The resistors of voltage dividers Ra', Ra" and Rb', Rb" (which, obviously, could be part of the output circuits of the monoflops themselves) are so proportioned that their combined output voltage, present when both monoflops are triggered, substantially equals the unattenuated voltage on lead 4 so that all three amplifiers receive approximately identical signals in the presence of a pulse combination of binary value 11, as in the embodiment of FIG. 1. Furthermore, the attenuation introduced by voltage divider Ra', Ra" should be less than that introduced by voltage divider Rb', Rb", being so chosen that energization of lead 3 by monoflop Ma produces a luminous intensity in the output of each associated emitter L2, L3 ranging between one-fourth and one-half of the value it has when both leads 3 and 4 carry voltage.
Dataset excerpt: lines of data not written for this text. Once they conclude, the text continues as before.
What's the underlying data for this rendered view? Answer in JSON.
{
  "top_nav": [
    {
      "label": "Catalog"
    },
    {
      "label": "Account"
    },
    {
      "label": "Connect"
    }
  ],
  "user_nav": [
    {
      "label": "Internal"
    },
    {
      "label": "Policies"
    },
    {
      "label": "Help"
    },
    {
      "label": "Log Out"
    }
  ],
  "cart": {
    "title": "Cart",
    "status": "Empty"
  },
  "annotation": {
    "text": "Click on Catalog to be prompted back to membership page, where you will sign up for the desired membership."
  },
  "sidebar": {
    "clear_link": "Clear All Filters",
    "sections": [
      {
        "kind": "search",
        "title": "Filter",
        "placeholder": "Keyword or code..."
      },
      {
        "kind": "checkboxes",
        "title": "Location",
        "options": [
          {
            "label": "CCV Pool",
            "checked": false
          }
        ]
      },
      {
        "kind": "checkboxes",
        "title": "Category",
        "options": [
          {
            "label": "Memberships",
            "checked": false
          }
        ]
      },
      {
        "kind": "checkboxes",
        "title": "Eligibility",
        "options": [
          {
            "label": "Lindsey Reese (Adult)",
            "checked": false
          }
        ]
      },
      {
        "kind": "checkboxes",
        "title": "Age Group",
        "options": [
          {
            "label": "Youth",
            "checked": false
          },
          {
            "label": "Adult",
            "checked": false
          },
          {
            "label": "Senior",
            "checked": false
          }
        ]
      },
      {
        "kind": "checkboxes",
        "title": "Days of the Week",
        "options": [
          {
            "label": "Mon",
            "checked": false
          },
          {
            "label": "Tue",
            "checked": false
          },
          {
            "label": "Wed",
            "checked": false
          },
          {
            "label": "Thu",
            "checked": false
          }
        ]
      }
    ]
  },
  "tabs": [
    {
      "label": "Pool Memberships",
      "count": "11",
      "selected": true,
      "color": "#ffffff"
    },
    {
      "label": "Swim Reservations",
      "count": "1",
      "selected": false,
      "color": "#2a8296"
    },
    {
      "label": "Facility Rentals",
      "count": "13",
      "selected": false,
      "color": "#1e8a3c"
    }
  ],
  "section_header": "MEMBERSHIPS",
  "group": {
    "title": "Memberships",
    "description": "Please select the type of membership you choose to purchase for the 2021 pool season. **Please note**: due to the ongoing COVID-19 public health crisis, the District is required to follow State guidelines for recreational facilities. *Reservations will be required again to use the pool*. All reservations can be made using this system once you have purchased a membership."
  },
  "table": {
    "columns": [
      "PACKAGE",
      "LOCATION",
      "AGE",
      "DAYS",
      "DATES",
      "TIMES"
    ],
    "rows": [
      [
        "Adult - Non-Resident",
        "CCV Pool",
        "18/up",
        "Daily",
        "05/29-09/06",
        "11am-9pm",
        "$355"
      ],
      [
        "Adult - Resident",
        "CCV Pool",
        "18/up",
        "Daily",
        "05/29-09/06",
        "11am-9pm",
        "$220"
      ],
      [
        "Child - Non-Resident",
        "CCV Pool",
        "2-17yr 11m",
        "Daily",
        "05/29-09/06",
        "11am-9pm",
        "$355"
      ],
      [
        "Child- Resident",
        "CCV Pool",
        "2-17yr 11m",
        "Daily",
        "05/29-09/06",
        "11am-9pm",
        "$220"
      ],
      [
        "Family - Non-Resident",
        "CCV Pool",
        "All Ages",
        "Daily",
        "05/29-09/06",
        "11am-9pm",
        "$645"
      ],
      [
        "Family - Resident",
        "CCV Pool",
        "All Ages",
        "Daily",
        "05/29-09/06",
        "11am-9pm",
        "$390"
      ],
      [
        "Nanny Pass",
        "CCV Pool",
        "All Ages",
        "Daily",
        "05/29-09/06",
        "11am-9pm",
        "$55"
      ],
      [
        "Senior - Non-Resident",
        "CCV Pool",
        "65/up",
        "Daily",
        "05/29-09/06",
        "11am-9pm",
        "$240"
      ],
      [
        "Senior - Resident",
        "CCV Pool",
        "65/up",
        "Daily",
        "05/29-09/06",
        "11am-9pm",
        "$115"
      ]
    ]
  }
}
Thus, for example, the combined emission of sources L2 and L3 (based upon a value of two for full energization) may amount to six-fifths in the presence of a pulse group 0-1 in register SR, to four-fifths in the presence of a pulse group 1-0 and to unity in the presence of a pulse group 1-1; with emitters L2 and L3 driven in all three instances and emitter L1 also driven in the two last-mentioned ones, the several signal levels (disregarding losses and residual or ambient illumination) will have magnitudes of 0, 6/5, 4/5+1=9/5, and 3, respectively, corresponding to a ratio of 0:2:3:5.
The optical paths extending between semireflecting mirrors BS1 -BS3 and fiber F could be constituted by other light-conducting fibers, if desired; the assembly of these fibers into a single bundle, designed to illuminate a load such as a photodetector, could take place at the remote end of the transmission path.
With the arrangement FIG. 3, the gain-control networks CG2, CG3 may be so designed that their AND gates P (cf. FIG. 2) conduct only when their associated amplifier outputs 12, 13 carry signal voltages corresponding to full energization, i.e. to voltage on both leads 3 and 4.
If resistors Ra' and Rb' in FIG. 3 had magnitudes approaching infinity and zero, respectively, this system would be substantially converted to that of FIG. 1.